In Blois, we happened to see a beauty contest at the local castle. The contestants clearly had not done their Pilates and looked actually human. In Bourges, we spent a rainy May Day sitting at a cafe sipping from a pichet of vin blanc..
Nothing, I thought, can go wrong in such a verdant setting. Breast lumps, please! For years, I’ve drunk daily liters of polyphenol-rich tea, waxed lyrical about about tai guan yen versus dah hong pao, avoided sugar and anything hinting of nitrates.I’ve been a regular at yoga and tai chi and read and reported about the anti-cancer properties of green tea, black tea, red tea. A few years ago, I covered the 5th Scientific Symposium on Tea and Health, where a lot of the papers were on tea and cancer. From a lifestyle and academic perspective, all the boxes were checked.
Back to earth in San Francisco: At the hospital’s “breast care center,” the routine is to put on a pink (!) gown, get your mammogram, and then sit in the waiting room until you are quietly told the usually now- you -can -exhale” results. Then you get dressed and leave. But for the unfortunate few, the pink gown stays on. It’s the whispery sympathy that gets you as you are ushered into another room to speak with the radiologist. That’s when the tall brusk white coat said to me, “you have cancer.”
I’ll spare the details. Suffice to say that the not-to-worry cyst turned out to be stage 2-3 invasive cancer. Thus began my odyssey into the hazardous world of cancerland.

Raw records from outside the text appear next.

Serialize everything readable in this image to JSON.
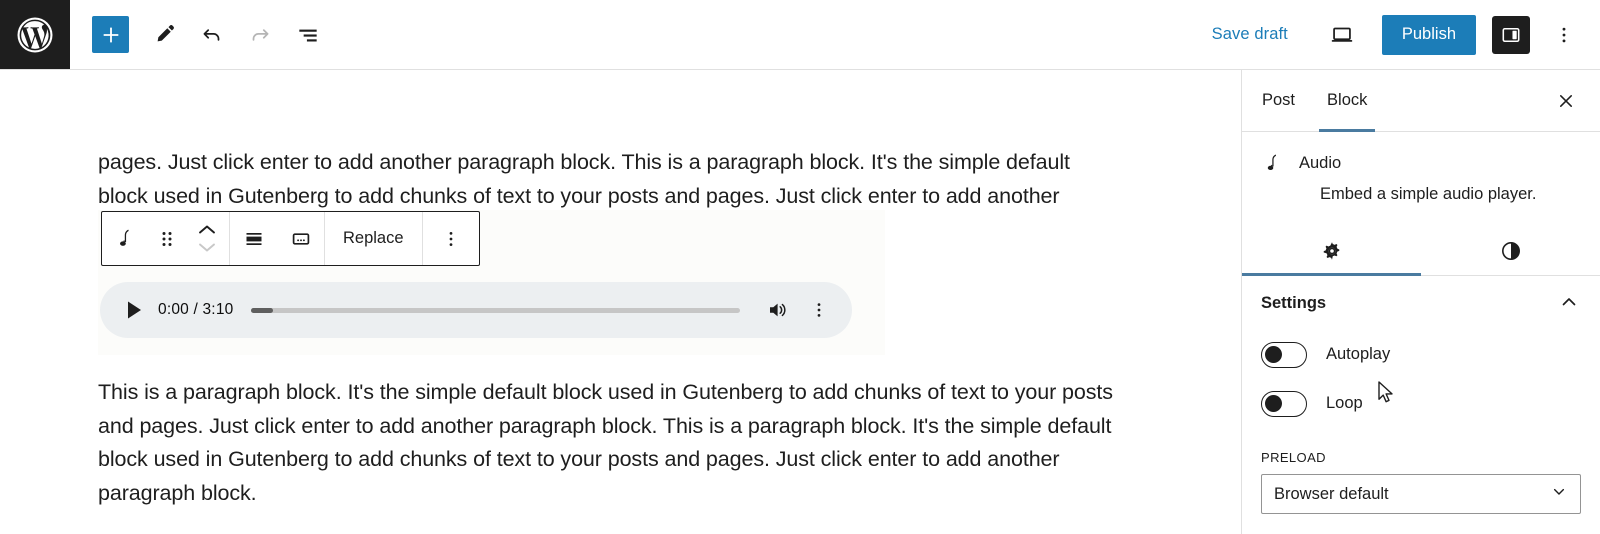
{
  "header": {
    "logo_icon": "wordpress-logo-icon",
    "add_block_icon": "plus-icon",
    "add_block_label": "Add block",
    "tools_icon": "pencil-edit-icon",
    "undo_icon": "undo-arrow-icon",
    "redo_icon": "redo-arrow-icon",
    "list_view_icon": "document-outline-icon",
    "save_draft_label": "Save draft",
    "preview_icon": "laptop-preview-icon",
    "publish_label": "Publish",
    "sidebar_toggle_icon": "sidebar-panel-icon",
    "more_options_icon": "kebab-vertical-icon",
    "accent_color": "#1c7db8",
    "logo_bg_color": "#1e1e1e"
  },
  "editor": {
    "paragraph_top": "pages. Just click enter to add another paragraph block. This is a paragraph block. It's the simple default block used in Gutenberg to add chunks of text to your posts and pages. Just click enter to add another paragraph",
    "paragraph_bottom": "This is a paragraph block. It's the simple default block used in Gutenberg to add chunks of text to your posts and pages. Just click enter to add another paragraph block. This is a paragraph block. It's the simple default block used in Gutenberg to add chunks of text to your posts and pages. Just click enter to add another paragraph block.",
    "block_toolbar": {
      "block_type_icon": "audio-note-icon",
      "drag_handle_icon": "drag-dots-icon",
      "move_up_icon": "chevron-up-icon",
      "move_down_icon": "chevron-down-icon",
      "align_icon": "align-wide-icon",
      "caption_icon": "add-caption-icon",
      "replace_label": "Replace",
      "more_icon": "kebab-vertical-icon"
    },
    "audio_player": {
      "play_icon": "play-triangle-icon",
      "time_display": "0:00 / 3:10",
      "current_time": "0:00",
      "duration": "3:10",
      "progress_percent": 4.5,
      "volume_icon": "speaker-volume-icon",
      "menu_icon": "kebab-vertical-icon",
      "track_color": "#c6c6c6",
      "progress_color": "#5f5f5f",
      "background_color": "#eceff1"
    }
  },
  "sidebar": {
    "tabs": [
      {
        "label": "Post",
        "active": false
      },
      {
        "label": "Block",
        "active": true
      }
    ],
    "close_icon": "close-x-icon",
    "block_card": {
      "icon": "audio-note-icon",
      "title": "Audio",
      "description": "Embed a simple audio player."
    },
    "icon_tabs": [
      {
        "icon": "gear-settings-icon",
        "active": true
      },
      {
        "icon": "contrast-styles-icon",
        "active": false
      }
    ],
    "panel": {
      "title": "Settings",
      "collapse_icon": "chevron-up-icon",
      "toggles": [
        {
          "label": "Autoplay",
          "on": false
        },
        {
          "label": "Loop",
          "on": false
        }
      ],
      "preload_label": "PRELOAD",
      "preload_value": "Browser default",
      "preload_chevron_icon": "chevron-down-icon"
    },
    "active_tab_color": "#4a7ba0"
  },
  "cursor": {
    "icon": "mouse-pointer-icon"
  }
}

Those of certain age might remember controversial nutritionist Adelle Davis, whose best-selling books, such as “Let’s Eat Right!” and “How to Raise Healthy Children” railed against processed, pesticide laden food.Said Adelle when she found out she had cancer:“I thought this was for people who drink soft drinks, who eat white bread, who eat refined sugar and so on.”
Poor Adeile died of multiple myeloma, a plasma cancer. Was I destined to be the Adele Davis of tea without the fame?
What about treatment? After a lifetime of healthy, no-junk food eating – even when it wasn’t fashionable; after decades of scoffing at any ingredient I couldn’t pronounce, was I going to become infused with scary chemo? What do you do when doing nothing, according to the oncologists, means death? What do you do when a sympathetic oncologist goes into a rather lyrical description of drugs you can take to lessen the pain of dying? Or another one goes into quite gothic prose to describe the horrors that await those who Do Nothing?
Cancer upended more than one life. Fluent French daughter started packing up to come home, wherever that meant in her whirlwind life. A friend, an artist of some renown who I have known for years, actually took to her bed for three days– and then became a rock of support. Others – strangely relatives – spun horror tales and became very busy. If you are still with me, stay tuned for what happened.
But circa 2017, I’m still around .
Part 2: Still here:: What I did